GREEN RIVER — The Rocky Mountain fur trade was the topic this week for more than a hundred Green River High School students studying Wyoming history at a special presentation hosted by the Sweetwater County Historical Museum.
Aidan Brady, the museum’s public engagement coordinator discussed the era of the fur trade, which peaked during from the 1820s through the 1840s. The fur trade started flourishing in the early 1820s. The demand for beaver pelts in the east and Europe skyrocketed, and trappers who came to be known as mountain men – men like Jim Bridger, William Sublette, and Kit Carson – pursued their lonely, dangerous craft in the rugged mountains and icy streams.
It was not practical for the mountain men to travel long distances to places like St. Louis, Mo., to sell their pelts and obtain supplies. The result was annual gatherings called Rendezvous which were organized by fur trading companies from 1825 to 1840 at different locations in Wyoming, Utah, and Idaho. Mountain men and Native Americans gathered to sell their furs, trade for supplies, and celebrate. The first Rendezvous, in 1825, was held in Sweetwater County, near present-day McKinnon, about 40 miles southwest of Green River.
Brady spoke of the importance of the fur trade in Wyoming history, using a variety of period-accurate visual aids, including antlers, pelts, hides, traps, powder horns, and other muzzle-loading firearms accessories.
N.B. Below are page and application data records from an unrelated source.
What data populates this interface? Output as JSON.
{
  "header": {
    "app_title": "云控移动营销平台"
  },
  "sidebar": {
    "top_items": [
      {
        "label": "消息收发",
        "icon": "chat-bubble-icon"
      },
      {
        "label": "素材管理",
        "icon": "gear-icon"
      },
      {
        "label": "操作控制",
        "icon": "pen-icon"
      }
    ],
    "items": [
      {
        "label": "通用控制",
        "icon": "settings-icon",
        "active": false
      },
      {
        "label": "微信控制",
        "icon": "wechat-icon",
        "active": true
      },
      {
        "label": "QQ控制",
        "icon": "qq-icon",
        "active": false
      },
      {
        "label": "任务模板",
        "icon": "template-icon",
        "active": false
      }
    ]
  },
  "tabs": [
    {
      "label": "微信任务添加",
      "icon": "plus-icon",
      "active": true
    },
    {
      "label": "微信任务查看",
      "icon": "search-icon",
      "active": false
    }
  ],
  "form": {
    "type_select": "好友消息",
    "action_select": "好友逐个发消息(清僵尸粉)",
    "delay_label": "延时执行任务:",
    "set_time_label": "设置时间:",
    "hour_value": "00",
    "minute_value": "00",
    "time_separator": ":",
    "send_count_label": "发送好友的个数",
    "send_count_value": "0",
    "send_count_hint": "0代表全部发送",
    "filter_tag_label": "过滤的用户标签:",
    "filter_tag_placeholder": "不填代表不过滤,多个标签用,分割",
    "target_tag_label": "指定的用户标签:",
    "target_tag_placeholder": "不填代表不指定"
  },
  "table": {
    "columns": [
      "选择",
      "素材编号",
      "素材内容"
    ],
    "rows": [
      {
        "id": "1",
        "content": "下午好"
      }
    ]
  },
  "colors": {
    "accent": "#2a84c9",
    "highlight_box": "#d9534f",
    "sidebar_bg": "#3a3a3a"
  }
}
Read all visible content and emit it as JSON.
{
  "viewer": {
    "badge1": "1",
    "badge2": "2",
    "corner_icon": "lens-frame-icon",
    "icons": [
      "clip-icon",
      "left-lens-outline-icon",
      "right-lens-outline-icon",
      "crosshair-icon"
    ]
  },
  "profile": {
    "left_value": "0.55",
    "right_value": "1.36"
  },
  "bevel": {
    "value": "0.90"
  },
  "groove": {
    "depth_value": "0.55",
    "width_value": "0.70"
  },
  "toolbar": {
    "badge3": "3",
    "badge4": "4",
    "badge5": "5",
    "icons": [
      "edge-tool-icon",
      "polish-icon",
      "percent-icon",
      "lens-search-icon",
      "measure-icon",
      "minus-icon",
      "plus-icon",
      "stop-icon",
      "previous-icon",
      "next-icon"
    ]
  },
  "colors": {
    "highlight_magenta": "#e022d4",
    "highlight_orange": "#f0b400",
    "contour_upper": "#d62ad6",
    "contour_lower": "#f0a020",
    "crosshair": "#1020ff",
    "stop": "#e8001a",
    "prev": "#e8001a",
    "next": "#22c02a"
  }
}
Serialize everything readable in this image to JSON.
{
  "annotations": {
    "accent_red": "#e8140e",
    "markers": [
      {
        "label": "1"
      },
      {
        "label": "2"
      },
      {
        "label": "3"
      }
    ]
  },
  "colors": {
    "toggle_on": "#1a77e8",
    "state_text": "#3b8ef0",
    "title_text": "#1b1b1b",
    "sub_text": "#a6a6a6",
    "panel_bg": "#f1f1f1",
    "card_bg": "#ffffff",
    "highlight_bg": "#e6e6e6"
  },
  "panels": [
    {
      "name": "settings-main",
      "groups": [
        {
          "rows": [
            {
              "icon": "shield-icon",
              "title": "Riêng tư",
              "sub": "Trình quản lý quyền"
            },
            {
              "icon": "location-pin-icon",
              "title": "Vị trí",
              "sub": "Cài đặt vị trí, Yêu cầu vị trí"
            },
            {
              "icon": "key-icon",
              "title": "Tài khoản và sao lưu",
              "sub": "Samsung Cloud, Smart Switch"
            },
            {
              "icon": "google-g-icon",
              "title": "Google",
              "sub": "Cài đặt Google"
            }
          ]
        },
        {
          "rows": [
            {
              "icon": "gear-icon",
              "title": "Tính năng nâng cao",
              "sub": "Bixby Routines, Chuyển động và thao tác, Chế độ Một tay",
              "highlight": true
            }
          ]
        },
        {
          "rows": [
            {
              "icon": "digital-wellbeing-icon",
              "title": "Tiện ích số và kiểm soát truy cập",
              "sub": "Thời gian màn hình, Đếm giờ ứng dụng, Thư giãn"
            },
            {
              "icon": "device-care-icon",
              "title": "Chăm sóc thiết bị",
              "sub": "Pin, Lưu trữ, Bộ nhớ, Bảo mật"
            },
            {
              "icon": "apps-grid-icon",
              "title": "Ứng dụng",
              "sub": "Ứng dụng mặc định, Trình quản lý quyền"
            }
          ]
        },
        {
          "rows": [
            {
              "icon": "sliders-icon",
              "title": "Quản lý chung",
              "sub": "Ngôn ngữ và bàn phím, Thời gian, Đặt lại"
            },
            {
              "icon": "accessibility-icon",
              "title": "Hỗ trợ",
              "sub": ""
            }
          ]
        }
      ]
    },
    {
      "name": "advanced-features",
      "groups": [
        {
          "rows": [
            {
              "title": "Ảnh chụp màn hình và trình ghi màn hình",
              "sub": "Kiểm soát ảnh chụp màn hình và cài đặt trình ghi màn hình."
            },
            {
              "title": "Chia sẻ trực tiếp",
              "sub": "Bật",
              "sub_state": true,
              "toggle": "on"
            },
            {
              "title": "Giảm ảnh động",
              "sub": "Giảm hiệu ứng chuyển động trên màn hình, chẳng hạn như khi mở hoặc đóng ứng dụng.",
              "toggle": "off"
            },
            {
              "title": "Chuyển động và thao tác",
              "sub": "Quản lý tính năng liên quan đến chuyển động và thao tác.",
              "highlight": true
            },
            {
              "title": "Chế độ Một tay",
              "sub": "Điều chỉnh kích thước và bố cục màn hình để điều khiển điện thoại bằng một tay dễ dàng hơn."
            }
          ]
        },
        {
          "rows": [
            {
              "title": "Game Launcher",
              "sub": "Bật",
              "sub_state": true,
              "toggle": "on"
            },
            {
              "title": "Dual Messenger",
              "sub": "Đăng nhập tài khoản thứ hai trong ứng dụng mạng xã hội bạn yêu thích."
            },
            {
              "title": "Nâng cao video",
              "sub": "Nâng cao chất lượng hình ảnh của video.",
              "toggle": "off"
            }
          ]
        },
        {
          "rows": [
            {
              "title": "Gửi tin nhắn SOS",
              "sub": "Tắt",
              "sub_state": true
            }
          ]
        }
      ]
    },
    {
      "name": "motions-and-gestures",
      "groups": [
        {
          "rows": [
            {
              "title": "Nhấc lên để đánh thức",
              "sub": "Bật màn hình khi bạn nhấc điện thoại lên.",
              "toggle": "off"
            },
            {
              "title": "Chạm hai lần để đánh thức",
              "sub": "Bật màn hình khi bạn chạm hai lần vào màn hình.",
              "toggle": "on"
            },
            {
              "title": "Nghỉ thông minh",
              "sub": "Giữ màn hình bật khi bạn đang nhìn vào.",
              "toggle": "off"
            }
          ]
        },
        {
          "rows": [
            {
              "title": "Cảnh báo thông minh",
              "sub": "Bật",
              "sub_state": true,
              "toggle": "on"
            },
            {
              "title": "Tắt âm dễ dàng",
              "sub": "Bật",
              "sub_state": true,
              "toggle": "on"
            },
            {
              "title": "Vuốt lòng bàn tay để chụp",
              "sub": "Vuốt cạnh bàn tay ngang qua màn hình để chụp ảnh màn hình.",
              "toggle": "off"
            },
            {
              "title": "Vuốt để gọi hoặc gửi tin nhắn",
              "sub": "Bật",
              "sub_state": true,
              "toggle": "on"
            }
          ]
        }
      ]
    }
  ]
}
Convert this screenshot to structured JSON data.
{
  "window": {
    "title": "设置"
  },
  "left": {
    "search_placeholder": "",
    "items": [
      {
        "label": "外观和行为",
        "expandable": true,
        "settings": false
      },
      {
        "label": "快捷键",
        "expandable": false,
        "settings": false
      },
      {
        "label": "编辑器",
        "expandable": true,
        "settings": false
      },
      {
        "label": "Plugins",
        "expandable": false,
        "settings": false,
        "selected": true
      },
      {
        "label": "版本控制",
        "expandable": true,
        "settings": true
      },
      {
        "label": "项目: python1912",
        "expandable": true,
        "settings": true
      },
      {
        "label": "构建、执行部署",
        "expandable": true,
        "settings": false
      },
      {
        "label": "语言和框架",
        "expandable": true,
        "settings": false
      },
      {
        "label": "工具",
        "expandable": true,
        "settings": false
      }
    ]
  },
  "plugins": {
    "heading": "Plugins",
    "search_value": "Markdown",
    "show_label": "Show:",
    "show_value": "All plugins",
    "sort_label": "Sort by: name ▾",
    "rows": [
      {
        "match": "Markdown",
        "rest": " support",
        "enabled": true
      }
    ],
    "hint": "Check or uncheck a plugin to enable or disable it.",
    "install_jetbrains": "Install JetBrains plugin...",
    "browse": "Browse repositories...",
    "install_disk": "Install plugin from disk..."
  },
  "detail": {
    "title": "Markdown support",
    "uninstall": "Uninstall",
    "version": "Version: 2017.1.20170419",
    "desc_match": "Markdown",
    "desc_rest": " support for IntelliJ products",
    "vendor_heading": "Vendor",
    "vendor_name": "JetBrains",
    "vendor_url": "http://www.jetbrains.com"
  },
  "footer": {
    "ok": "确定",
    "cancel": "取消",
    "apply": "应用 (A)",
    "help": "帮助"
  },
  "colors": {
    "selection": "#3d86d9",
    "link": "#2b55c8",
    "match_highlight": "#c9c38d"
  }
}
The works of Alfred Jacob Miller (1810-1874), an American artist known for his paintings of mountain men and Native Americans during the fur trade era, were discussed, and several students picked his life and work as the topic for their required research paper.
Educators, parents, and parent-teacher groups who are interested in learning more about museum programs for students in grades K-12 are encouraged to contact Brady at (307) 872-6435 or via email at firstname.lastname@example.org.